Two prominent women from two different faiths are speaking out against the president's contraceptive mandate.
Asma Uddin and Jeanne Monahan told the House Judiciary Committee it's wrong to force religious groups to violate their faith.
Uddin is a Muslim and an attorney with the Becket Fund for Religious Liberty.
She told lawmakers that men and women "seek the freedom to live in accordance with their sincerely held religious beliefs."
Democrats on the committee argued that all women should have access to free contraceptives.
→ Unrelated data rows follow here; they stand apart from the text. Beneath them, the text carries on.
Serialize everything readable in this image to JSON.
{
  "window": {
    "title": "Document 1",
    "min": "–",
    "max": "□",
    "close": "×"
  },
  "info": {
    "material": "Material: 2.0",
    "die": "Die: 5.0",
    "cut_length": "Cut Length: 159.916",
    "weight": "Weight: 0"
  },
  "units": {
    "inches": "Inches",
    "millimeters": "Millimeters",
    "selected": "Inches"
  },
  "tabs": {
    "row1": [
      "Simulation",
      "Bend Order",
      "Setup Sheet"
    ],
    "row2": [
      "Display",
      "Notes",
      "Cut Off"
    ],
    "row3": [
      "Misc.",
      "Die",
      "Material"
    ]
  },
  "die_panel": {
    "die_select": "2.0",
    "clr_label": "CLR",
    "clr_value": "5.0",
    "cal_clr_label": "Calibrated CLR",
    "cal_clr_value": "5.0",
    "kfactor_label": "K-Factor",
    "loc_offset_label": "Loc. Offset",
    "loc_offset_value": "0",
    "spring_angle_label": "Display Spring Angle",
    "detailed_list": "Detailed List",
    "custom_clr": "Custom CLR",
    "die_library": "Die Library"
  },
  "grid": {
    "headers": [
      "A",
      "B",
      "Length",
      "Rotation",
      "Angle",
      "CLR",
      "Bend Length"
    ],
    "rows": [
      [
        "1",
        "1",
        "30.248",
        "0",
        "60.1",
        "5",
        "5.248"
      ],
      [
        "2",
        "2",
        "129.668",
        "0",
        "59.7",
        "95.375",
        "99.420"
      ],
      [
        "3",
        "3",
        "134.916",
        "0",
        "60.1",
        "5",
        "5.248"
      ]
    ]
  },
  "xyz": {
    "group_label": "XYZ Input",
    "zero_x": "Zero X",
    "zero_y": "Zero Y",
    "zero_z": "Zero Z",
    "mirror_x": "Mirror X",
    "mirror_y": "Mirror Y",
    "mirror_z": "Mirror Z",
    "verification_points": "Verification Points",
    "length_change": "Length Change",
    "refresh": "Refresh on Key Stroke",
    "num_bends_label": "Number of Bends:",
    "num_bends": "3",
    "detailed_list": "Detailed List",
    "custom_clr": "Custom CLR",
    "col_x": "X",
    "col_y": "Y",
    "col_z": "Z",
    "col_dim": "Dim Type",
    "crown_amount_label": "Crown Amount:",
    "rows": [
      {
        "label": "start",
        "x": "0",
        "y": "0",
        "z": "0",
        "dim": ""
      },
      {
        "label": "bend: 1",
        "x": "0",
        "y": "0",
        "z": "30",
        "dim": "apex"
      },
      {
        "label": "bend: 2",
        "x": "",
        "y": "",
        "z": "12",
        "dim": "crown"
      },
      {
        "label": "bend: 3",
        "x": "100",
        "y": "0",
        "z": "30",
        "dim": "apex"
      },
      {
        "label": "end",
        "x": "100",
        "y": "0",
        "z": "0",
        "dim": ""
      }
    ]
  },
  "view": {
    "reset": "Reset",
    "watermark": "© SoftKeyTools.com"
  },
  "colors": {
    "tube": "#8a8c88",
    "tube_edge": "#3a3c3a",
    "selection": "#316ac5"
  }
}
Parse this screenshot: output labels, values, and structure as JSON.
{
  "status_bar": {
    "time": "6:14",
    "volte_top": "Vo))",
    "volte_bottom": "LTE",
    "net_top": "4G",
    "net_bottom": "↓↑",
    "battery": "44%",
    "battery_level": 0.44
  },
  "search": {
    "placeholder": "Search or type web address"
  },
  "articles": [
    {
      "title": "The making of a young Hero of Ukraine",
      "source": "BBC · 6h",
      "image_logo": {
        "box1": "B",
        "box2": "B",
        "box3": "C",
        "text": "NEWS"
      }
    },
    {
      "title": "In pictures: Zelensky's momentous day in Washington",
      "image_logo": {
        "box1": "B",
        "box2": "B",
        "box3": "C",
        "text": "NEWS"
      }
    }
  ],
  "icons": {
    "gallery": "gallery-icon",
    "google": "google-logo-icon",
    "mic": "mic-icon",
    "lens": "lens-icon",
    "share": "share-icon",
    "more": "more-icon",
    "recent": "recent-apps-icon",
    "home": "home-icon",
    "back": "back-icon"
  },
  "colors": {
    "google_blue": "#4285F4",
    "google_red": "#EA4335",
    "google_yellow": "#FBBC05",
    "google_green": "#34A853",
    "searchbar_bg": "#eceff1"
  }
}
But Uddin dismissed that reasoning.
"If the government mandated everything that had positive health benefits, it could possibly mandate that everyone drink red wine for heart health even though it violates the religious beliefs of Muslims," Uddin added.
Monahan, who works for The Family Research Council, also objected to the mandate.
"The contraceptive mandate is an unprecedented directive, which deeply conflicts with religious and conscience freedom protections the American people currently receive," she told the House panel.
"In our democratic society governed by the U.S. Constitution, it is not the role of this administration to dictate what does or does not violate another person's conscience on matters as critical as life and death," she said.
Monahan made it clear she wasn't questioning President Obama's motives.
"As C.S. Lewis said, you can be sincere and sincerely wrong," she said. "We don't question the president's motives, but we think he is wrong."